Tuesday, January 23, 2007
Lethal Injection, North Carolina, & OpEd
The Raleigh News & Observer has, "2 N.C. inmates ask halt to execution, citing doctor's role."
Two North Carolina death row inmates scheduled to die in the next 10 days have asked the courts to stop their executions because they say there's no guarantee they'll die painlessly.
Also Tuesday, 30 Democratic members of the General Assembly asked Gov. Mike Easley to suspend executions immediately until the state can assure its method of lethal injection does not constitute cruel and unusual punishment.
The letter cited Florida Gov. Jeb Bush's recent decision to issue a moratorium there after a botched execution. It said eight other states had halted executions to review the lethal injection process.
State Sen. Eleanor Kinnaird, D-Orange, said in a statement that a bill creating a legislative study commission on lethal injection would be filed "in response to the mounting evidence that the procedure used to execute prisoners in North Carolina has the potential to cause undue and excruciating pain."

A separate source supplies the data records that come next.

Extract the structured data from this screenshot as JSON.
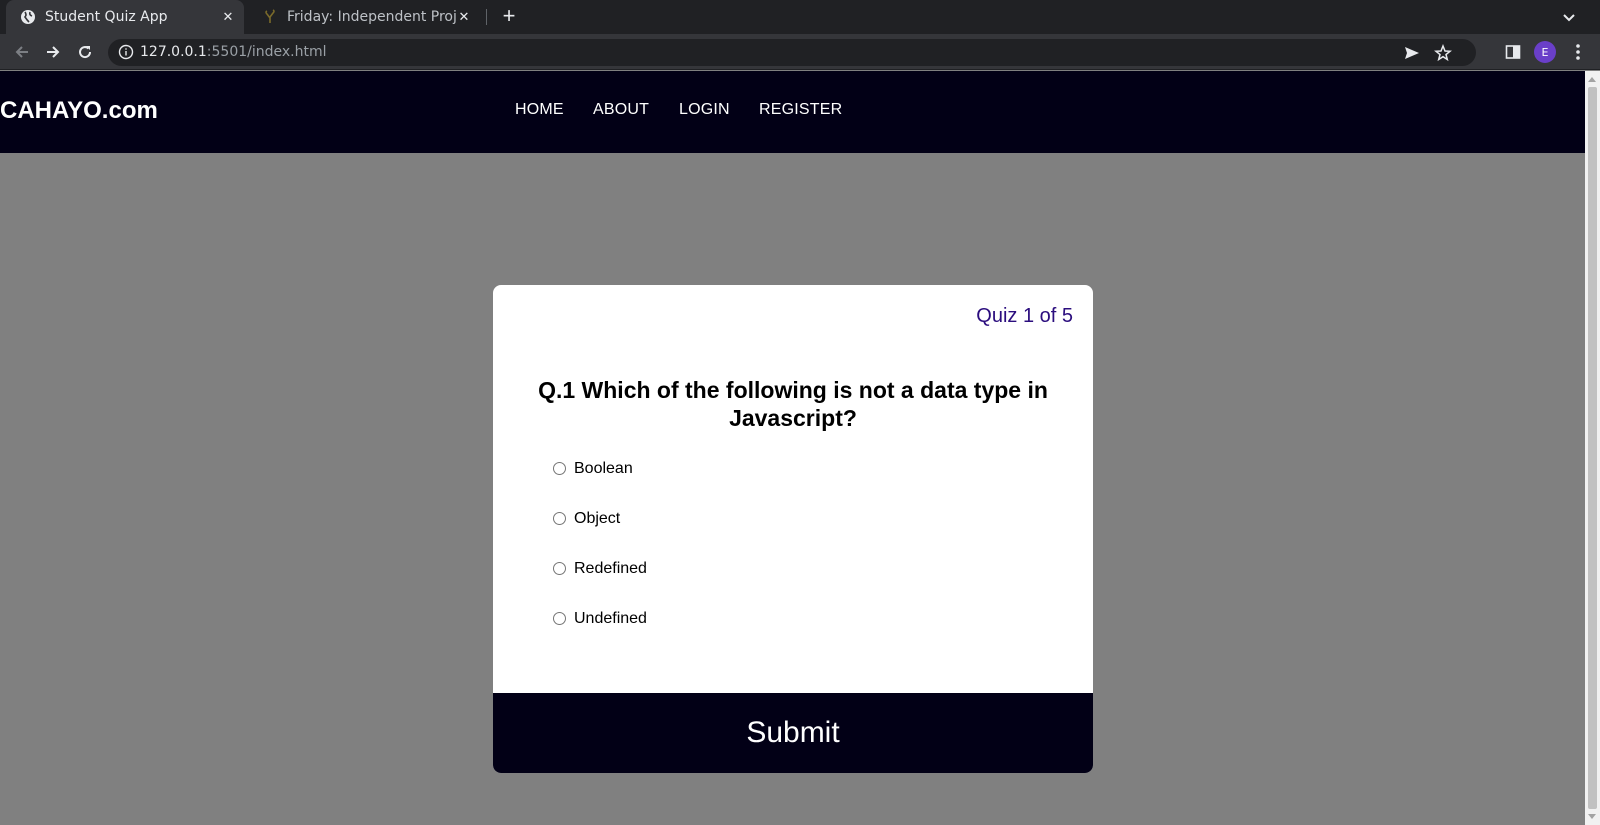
{
  "browser": {
    "tabs": [
      {
        "title": "Student Quiz App",
        "favicon": "globe-icon",
        "active": true
      },
      {
        "title": "Friday: Independent Proje",
        "favicon": "tree-icon",
        "active": false
      }
    ],
    "url_host": "127.0.0.1",
    "url_rest": ":5501/index.html",
    "profile_initial": "E"
  },
  "site": {
    "logo": "CAHAYO.com",
    "nav": [
      "HOME",
      "ABOUT",
      "LOGIN",
      "REGISTER"
    ]
  },
  "quiz": {
    "counter": "Quiz 1 of 5",
    "question": "Q.1 Which of the following is not a data type in Javascript?",
    "options": [
      "Boolean",
      "Object",
      "Redefined",
      "Undefined"
    ],
    "submit_label": "Submit"
  },
  "colors": {
    "nav_bg": "#020016",
    "page_bg": "#808080",
    "counter_text": "#2b0d7e",
    "card_bg": "#ffffff"
  }
}
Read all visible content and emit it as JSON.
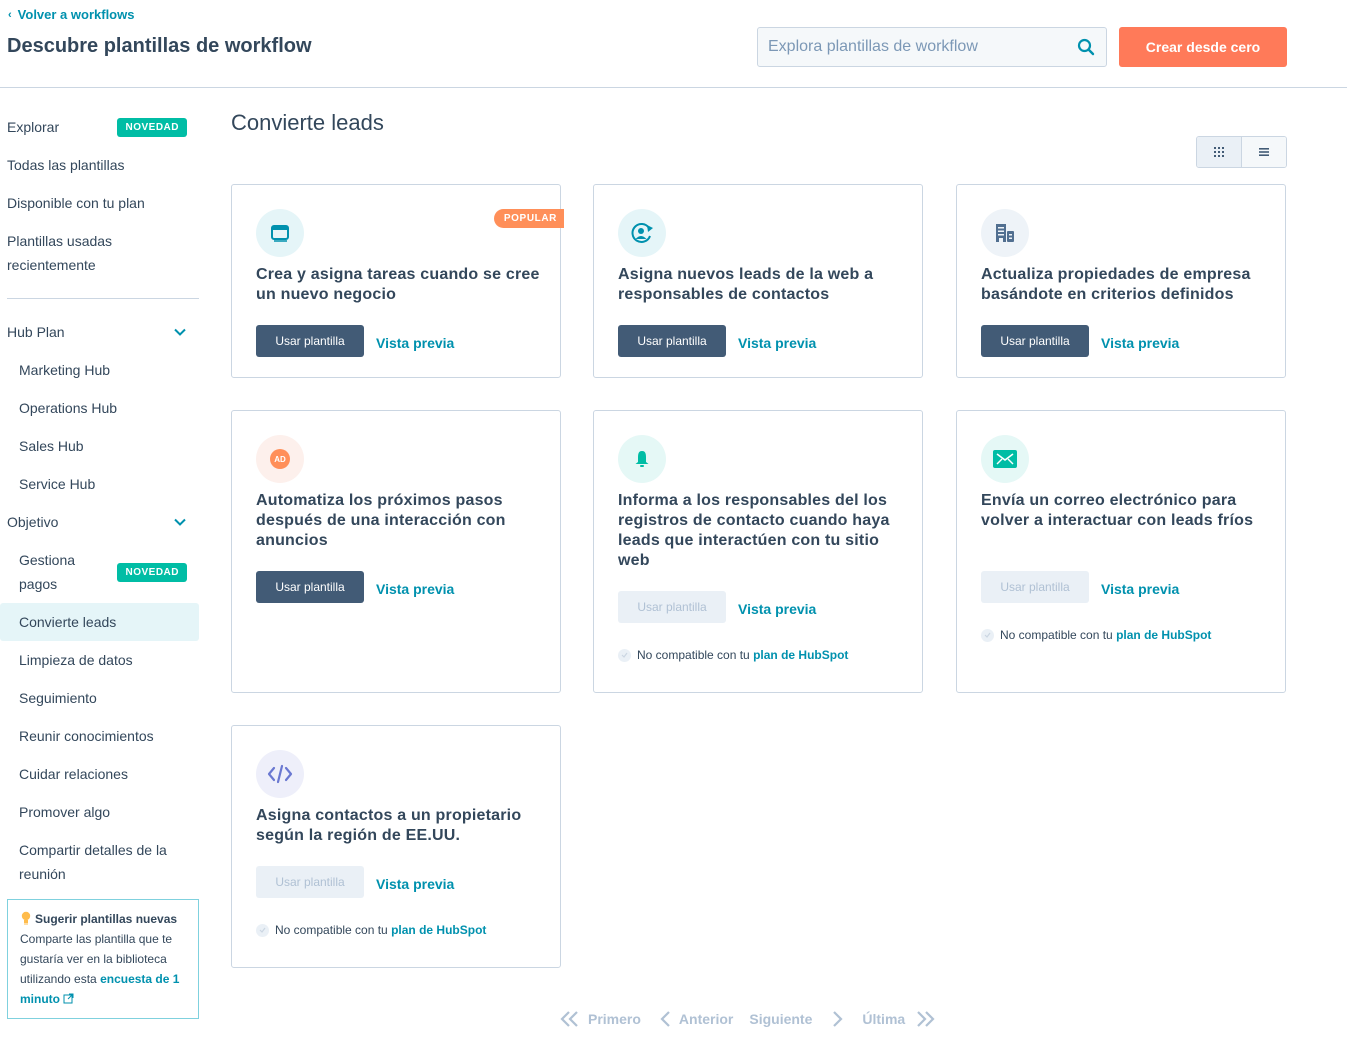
{
  "header": {
    "back_link": "Volver a workflows",
    "title": "Descubre plantillas de workflow",
    "search_placeholder": "Explora plantillas de workflow",
    "search_value": "",
    "create_button": "Crear desde cero"
  },
  "sidebar": {
    "top_items": [
      {
        "label": "Explorar",
        "badge": "NOVEDAD"
      },
      {
        "label": "Todas las plantillas"
      },
      {
        "label": "Disponible con tu plan"
      },
      {
        "label": "Plantillas usadas recientemente"
      }
    ],
    "hub_plan": {
      "label": "Hub Plan",
      "items": [
        "Marketing Hub",
        "Operations Hub",
        "Sales Hub",
        "Service Hub"
      ]
    },
    "objetivo": {
      "label": "Objetivo",
      "items": [
        {
          "label": "Gestiona pagos",
          "badge": "NOVEDAD"
        },
        {
          "label": "Convierte leads",
          "active": true
        },
        {
          "label": "Limpieza de datos"
        },
        {
          "label": "Seguimiento"
        },
        {
          "label": "Reunir conocimientos"
        },
        {
          "label": "Cuidar relaciones"
        },
        {
          "label": "Promover algo"
        },
        {
          "label": "Compartir detalles de la reunión"
        }
      ]
    },
    "suggest": {
      "title": "Sugerir plantillas nuevas",
      "text": "Comparte las plantilla que te gustaría ver en la biblioteca utilizando esta",
      "link": "encuesta de 1 minuto"
    }
  },
  "main": {
    "section_title": "Convierte leads",
    "view_options": [
      "grid",
      "list"
    ],
    "active_view": "grid",
    "cards": [
      {
        "title": "Crea y asigna tareas cuando se cree un nuevo negocio",
        "icon": "calendar-icon",
        "badge": "POPULAR",
        "use_label": "Usar plantilla",
        "preview_label": "Vista previa",
        "enabled": true
      },
      {
        "title": "Asigna nuevos leads de la web a responsables de contactos",
        "icon": "contact-rotate-icon",
        "use_label": "Usar plantilla",
        "preview_label": "Vista previa",
        "enabled": true
      },
      {
        "title": "Actualiza propiedades de empresa basándote en criterios definidos",
        "icon": "building-icon",
        "use_label": "Usar plantilla",
        "preview_label": "Vista previa",
        "enabled": true
      },
      {
        "title": "Automatiza los próximos pasos después de una interacción con anuncios",
        "icon": "ad-icon",
        "icon_text": "AD",
        "use_label": "Usar plantilla",
        "preview_label": "Vista previa",
        "enabled": true
      },
      {
        "title": "Informa a los responsables del los registros de contacto cuando haya leads que interactúen con tu sitio web",
        "icon": "bell-icon",
        "use_label": "Usar plantilla",
        "preview_label": "Vista previa",
        "enabled": false,
        "incompat_text": "No compatible con tu",
        "incompat_link": "plan de HubSpot"
      },
      {
        "title": "Envía un correo electrónico para volver a interactuar con leads fríos",
        "icon": "envelope-icon",
        "use_label": "Usar plantilla",
        "preview_label": "Vista previa",
        "enabled": false,
        "incompat_text": "No compatible con tu",
        "incompat_link": "plan de HubSpot"
      },
      {
        "title": "Asigna contactos a un propietario según la región de EE.UU.",
        "icon": "code-icon",
        "use_label": "Usar plantilla",
        "preview_label": "Vista previa",
        "enabled": false,
        "incompat_text": "No compatible con tu",
        "incompat_link": "plan de HubSpot"
      }
    ]
  },
  "pagination": {
    "first": "Primero",
    "prev": "Anterior",
    "next": "Siguiente",
    "last": "Última"
  },
  "colors": {
    "accent_link": "#0091ae",
    "primary_cta": "#ff7a59",
    "novedad_badge": "#00bda5",
    "popular_badge": "#ff8f59",
    "dark_button": "#425b76",
    "text": "#33475b"
  }
}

The News & Observer also has an OpEd by Matthew Robinson, "The death penalty has outlived its time."
I've just completed a study of scholarly experts on capital punishment -- people who have long taught and conducted research about the death penalty -- and they overwhelmingly oppose the penalty, call for its abolition and favor alternatives that include life imprisonment without parole.
The experts offer three main reasons for their opposition.
First, the death penalty fails to achieve its goals of retribution, deterrence and incapacitation. Because killings so rarely lead to an execution in the United States, capital punishment does not achieve justice for society or for relatives of murder victims, does not sufficiently scare would-be murderers and does not kill enough murderers to have any impact on the murder rate.
Nationally, between 1977 and 2005 there were 575,437 murders and non-negligent homicides. These led to only 6,934 death sentences and 1,004 executions. Thus, only 1.2 percent of the killings led to death sentences, and only 0.17 percent have resulted in an execution so far.
From 1977 to 2005, North Carolina averaged only 14.5 death sentences and 1.6 executions per year, in spite of suffering approximately 594 murders annually. The rarity of the death penalty is precisely why it is so ineffective and inefficient.
Second, the application of the death penalty in the United States is plagued by significant biases based on race, social class and gender.
Killers of whites are far more likely to be executed than killers of blacks -- regardless of the race of the killer -- but especially when the killer is black and the victim is white. Further, virtually every person on death row is poor, consistent with evidence that what determines who gets executed is not the heinousness of the crime but the quality of the defense. And citizens in every state with capital punishment are remarkably squeamish about executing women.
Third, there is a serious risk that capital punishment will be used against the factually innocent. Not only do we know that 113 people have been released from death row since 1977 (including three from North Carolina), some believe that states have recently executed innocent people. Clear cases of innocence have emerged in Texas, Missouri and Florida.
Robinson's book, Death Nation: The Experts Explain American Capital Punishment, will be published in March. I'm adding a link to pre-order the book in the right-hand column.
Tuesday, January 23, 2007 at 10:47 AM in Books, Lethal Injection, OpEd, State Legislation Permalink